The government shutdown is placing our democracy at risk and depleting our culture. Let me explain.
As the board chair of the Rhode Island Council for the Humanities, I have the honor of chairing an organization that has strengthened the civic and cultural fabric of our state for over 45 years. The Humanities Council is the state’s only dedicated source of funding for public humanities programs and projects. Thanks to more than $8 million funding 1,700+ grants through 650+ organizations, thousands of Rhode Islanders have created and gained access to history, culture, civic dialogue, and education.
The current federal government shutdown has a direct and tangible impact on the Humanities Council and more importantly on our grantees and on the communities we serve. As noted by Admiral Thad Allen, 23rd commandant of the United States Coast Guard in an NPR interview, the shutdown is, “…probably …the greatest civics lesson of our lifetime right now.”
While the humanities are often seen as a “soft” expense, they are in fact what teach us the most about who we are as citizens of this world, how crucial our civic duty is, what opportunities and challenges lay ahead for us, and how we can handle them. They provide the critical thinking skills, knowledge, and context required to make sound decisions for our future, and they help us understand and value the diverse cultural experiences that construct this nation and are essential to its functioning.

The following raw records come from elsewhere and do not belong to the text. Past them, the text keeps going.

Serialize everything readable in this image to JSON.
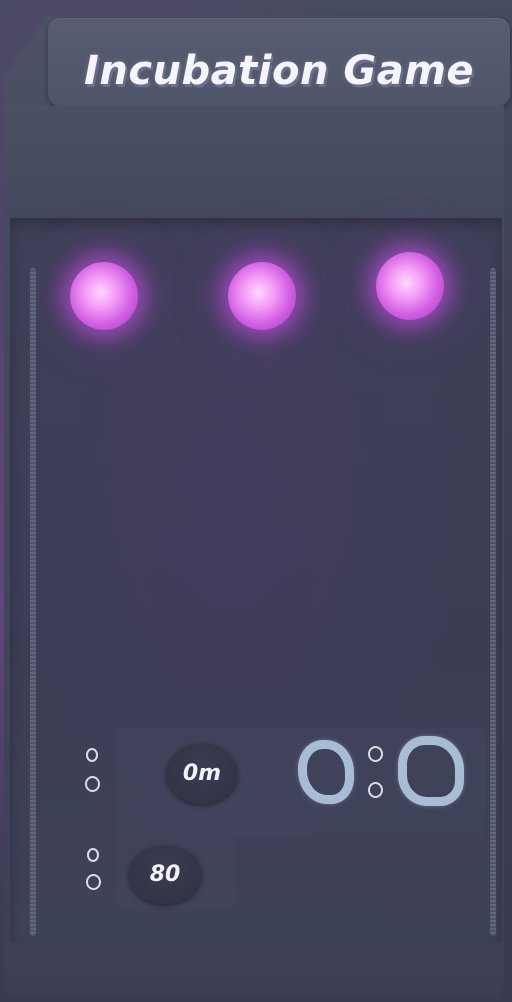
{
  "title": "Incubation Game",
  "controls": {
    "primary_button_label": "0m",
    "secondary_button_label": "80",
    "side_indicator_label": "0"
  },
  "lamps": [
    {
      "name": "lamp-1",
      "color": "#e884f0"
    },
    {
      "name": "lamp-2",
      "color": "#e884f0"
    },
    {
      "name": "lamp-3",
      "color": "#e884f0"
    }
  ],
  "colors": {
    "background": "#3a3c52",
    "title_text": "#f4f4fa",
    "lamp_glow": "#d25fe2",
    "ring_button": "#a9bcd6"
  }
}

The federal government shutdown, now the longest in U.S. history, has many repercussions, some immediate and direct, others long term and gradual. One of these is the halting of operations of the National Endowment for the Humanities (NEH) which provides the lion’s share of funding for the grants that our Humanities Council provides to the dedicated, innovative, and essential organizations and individuals who serve Rhode Islanders.
Since its founding, the NEH has provided a blueprint to support this nation’s greatness through thoughtful decisions: “Democracy demands wisdom and vision in its citizens. It must therefore foster and support a form of education, and access to the arts and humanities, designed to make people of all backgrounds and wherever located masters of their technology and not its unthinking servants.” We, in Rhode Island, can be proud that the late RI Senator Claiborne Pell was one of the founders of both the NEH and the National Endowment for the Arts.
A local-national partnership, the Humanities Council relies on both federal government funding and the generous support of individual donors, foundations, businesses and corporations in Rhode Island. The local support that the Humanities Council receives is now more vital than ever. If the government shutdown continues, the Humanities Council’s grant program will be affected. Support to Rhode Islanders will be affected. Our culture will be affected. Our access to civic education will be affected. Our stories will be lost.
You and I have the power to change this paralyzing prospect.
While the federal government shutdown persists, many Humanities Council board members, myself included, are choosing to make our contributions earlier this year to ensure that the Humanities Council does not interrupt services during this shutdown, an interruption that would inevitably impact communities across our state. If you regularly include a gift to the Humanities Council in your annual philanthropic support, we hope you will join us a bit earlier this year with a gift today at rihumanities.org/get-involved/donate and we also hope you will continue to show up in support of our wonderful grantees and partners.
You know firsthand the impact our grantees and partners have on your community – from museums, to libraries, and cultural organizations, artists, scholars, librarians, curators, storytellers and filmmakers work tirelessly to gather communities together, build bridges, and preserve and tell our stories. These stories matter and make history.
Thank you for standing with us and for your continued and generous support.
Board Chair, Rhode Island Council for the Humanities,
Associate Provost for Academic Administration and Faculty Affairs; Co-founder, Wheaton Institute for the Interdisciplinary Humanities, Wheaton College
Note: For more about how this directly impacts the Council’s grantmaking, please visit: rihumanities.org/grants/grantmaking/
For more information on Rhode Island Council for the Humanities, visit www.rihumanities.org.